Interface dataset entries
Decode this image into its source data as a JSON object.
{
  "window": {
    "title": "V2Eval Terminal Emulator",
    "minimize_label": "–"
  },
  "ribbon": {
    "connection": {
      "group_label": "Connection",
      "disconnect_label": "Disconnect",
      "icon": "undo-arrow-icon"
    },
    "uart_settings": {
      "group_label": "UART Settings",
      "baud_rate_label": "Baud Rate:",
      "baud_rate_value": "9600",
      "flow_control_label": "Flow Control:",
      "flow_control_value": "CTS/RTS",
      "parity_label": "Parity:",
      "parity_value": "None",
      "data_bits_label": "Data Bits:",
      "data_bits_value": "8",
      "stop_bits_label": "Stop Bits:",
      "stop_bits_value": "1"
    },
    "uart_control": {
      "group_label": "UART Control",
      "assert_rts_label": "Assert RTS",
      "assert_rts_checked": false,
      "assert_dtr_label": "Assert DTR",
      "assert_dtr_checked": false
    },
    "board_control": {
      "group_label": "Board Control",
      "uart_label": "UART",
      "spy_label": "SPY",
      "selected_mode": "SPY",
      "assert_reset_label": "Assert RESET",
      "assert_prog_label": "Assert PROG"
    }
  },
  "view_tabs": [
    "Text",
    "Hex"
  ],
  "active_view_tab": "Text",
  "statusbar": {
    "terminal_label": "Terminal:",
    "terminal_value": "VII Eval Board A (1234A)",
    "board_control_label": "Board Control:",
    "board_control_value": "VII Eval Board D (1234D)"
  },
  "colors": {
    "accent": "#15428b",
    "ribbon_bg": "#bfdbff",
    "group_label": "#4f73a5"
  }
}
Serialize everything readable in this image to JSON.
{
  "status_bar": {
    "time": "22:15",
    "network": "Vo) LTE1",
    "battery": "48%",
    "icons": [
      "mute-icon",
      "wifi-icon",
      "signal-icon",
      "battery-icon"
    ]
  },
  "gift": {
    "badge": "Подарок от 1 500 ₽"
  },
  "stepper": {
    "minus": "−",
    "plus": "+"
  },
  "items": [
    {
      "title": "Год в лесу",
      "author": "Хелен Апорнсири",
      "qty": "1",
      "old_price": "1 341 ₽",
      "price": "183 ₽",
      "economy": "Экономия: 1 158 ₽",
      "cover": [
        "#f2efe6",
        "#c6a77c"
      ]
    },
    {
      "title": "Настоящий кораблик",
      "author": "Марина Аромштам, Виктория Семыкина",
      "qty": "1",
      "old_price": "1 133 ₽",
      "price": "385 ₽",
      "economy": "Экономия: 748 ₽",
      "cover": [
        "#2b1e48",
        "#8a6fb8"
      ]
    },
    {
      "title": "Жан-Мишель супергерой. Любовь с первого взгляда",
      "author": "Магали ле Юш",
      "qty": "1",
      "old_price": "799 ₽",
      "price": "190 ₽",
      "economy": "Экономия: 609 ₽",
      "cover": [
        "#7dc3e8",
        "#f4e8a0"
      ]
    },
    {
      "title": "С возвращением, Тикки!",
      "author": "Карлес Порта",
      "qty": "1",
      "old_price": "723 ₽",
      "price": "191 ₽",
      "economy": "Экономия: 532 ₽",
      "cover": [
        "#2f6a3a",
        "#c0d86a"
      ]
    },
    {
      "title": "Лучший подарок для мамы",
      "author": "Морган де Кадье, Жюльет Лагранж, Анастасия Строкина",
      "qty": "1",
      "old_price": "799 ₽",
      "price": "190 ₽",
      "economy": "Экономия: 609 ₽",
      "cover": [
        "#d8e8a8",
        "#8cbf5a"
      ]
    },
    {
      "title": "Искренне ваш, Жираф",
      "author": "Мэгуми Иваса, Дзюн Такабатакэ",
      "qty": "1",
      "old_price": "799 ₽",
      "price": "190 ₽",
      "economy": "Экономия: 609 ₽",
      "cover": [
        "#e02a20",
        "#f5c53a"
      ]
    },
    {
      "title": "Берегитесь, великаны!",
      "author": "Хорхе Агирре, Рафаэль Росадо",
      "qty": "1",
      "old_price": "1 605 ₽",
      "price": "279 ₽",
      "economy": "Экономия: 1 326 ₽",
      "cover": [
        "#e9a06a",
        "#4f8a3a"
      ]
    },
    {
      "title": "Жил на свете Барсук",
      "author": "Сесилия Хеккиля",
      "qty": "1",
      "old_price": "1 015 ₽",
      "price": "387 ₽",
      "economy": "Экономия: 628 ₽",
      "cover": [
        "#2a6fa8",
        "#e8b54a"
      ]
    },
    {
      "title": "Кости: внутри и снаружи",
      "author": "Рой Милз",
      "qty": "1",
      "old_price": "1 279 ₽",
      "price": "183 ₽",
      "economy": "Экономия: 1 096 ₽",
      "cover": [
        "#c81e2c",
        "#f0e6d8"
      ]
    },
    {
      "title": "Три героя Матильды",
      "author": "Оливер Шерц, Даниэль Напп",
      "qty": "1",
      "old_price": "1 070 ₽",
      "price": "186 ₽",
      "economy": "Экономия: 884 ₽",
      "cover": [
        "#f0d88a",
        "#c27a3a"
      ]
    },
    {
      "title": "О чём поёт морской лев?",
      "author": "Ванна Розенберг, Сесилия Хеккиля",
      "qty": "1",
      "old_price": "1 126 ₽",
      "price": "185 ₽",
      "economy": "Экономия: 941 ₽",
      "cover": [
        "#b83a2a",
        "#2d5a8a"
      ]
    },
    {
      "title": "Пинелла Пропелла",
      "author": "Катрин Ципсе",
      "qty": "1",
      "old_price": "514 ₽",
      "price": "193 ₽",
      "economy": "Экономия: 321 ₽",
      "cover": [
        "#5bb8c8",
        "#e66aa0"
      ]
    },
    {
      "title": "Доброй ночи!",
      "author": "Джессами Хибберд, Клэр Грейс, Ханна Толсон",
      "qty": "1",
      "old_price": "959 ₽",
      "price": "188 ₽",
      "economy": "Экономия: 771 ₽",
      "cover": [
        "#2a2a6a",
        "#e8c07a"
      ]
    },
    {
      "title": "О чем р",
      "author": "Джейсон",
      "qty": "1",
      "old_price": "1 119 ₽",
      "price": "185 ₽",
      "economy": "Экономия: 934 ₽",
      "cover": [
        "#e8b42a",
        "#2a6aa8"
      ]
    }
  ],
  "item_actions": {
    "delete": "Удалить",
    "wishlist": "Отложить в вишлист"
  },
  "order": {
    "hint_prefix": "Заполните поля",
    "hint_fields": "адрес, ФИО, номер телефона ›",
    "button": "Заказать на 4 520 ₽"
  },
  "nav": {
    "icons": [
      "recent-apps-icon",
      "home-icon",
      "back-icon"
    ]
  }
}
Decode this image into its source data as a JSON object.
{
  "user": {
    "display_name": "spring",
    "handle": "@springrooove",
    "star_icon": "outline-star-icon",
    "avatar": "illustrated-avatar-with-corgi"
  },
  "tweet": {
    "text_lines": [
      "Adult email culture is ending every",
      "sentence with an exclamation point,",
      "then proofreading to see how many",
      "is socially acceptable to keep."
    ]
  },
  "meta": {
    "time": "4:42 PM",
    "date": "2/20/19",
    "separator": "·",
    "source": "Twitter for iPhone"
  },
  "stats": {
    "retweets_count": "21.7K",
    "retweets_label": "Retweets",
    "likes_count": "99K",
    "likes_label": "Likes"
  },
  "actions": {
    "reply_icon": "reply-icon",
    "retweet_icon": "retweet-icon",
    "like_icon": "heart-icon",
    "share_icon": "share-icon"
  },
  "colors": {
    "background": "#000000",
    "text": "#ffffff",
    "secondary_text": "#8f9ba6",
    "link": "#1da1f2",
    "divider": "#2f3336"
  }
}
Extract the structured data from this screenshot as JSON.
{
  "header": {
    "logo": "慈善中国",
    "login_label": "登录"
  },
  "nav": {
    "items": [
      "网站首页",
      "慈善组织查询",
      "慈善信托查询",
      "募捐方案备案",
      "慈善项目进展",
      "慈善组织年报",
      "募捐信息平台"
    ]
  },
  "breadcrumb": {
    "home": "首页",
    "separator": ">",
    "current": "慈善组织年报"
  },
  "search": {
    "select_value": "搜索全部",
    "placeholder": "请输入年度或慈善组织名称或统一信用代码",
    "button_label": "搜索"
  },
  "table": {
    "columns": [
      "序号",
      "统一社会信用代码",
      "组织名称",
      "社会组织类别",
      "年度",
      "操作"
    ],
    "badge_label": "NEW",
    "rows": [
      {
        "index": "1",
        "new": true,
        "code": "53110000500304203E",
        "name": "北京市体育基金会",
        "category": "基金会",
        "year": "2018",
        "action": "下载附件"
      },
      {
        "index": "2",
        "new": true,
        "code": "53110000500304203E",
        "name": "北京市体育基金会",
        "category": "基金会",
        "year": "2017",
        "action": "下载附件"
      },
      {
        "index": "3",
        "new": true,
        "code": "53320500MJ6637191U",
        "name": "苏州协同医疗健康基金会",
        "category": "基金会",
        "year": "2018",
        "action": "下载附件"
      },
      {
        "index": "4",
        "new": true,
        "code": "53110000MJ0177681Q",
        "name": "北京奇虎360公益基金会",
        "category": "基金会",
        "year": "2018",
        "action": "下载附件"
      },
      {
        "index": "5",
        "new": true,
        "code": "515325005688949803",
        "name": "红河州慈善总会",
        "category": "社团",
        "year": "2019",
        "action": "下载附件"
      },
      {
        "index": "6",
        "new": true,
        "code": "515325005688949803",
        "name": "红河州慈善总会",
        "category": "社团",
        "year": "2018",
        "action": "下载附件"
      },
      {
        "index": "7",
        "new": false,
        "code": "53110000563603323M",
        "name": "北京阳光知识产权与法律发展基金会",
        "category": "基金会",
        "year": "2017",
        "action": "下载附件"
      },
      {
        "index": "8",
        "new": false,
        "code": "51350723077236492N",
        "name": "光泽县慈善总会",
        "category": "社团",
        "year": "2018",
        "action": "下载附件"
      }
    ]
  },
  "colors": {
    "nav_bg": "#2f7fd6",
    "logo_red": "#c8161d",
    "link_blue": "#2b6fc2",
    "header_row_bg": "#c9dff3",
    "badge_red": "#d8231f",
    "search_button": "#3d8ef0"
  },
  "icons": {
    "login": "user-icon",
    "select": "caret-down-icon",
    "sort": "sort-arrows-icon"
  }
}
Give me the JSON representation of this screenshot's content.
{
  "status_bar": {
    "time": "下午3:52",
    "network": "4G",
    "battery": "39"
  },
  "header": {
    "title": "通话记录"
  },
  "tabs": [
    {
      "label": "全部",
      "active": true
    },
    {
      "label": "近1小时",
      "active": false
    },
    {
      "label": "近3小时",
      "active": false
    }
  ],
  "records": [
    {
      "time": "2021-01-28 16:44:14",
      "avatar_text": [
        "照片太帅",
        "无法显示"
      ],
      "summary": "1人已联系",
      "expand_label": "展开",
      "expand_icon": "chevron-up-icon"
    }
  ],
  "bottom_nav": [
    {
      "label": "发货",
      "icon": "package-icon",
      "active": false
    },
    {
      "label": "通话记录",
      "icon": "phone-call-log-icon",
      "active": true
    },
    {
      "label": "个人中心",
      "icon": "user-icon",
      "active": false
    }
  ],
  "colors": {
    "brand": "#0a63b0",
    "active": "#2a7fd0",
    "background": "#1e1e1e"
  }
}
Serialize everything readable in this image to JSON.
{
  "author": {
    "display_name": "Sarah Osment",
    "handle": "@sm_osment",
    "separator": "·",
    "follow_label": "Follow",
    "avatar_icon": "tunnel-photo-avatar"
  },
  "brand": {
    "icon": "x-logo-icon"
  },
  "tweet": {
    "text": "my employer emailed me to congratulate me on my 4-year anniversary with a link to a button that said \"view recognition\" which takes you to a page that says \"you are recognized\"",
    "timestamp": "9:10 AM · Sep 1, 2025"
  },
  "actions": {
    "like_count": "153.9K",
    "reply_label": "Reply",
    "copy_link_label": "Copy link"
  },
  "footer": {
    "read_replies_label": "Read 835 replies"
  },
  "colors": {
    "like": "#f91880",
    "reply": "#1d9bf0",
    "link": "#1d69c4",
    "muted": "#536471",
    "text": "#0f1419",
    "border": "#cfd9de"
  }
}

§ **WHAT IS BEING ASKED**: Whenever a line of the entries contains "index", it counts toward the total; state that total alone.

§ **EXERCISE SOLUTION**: 8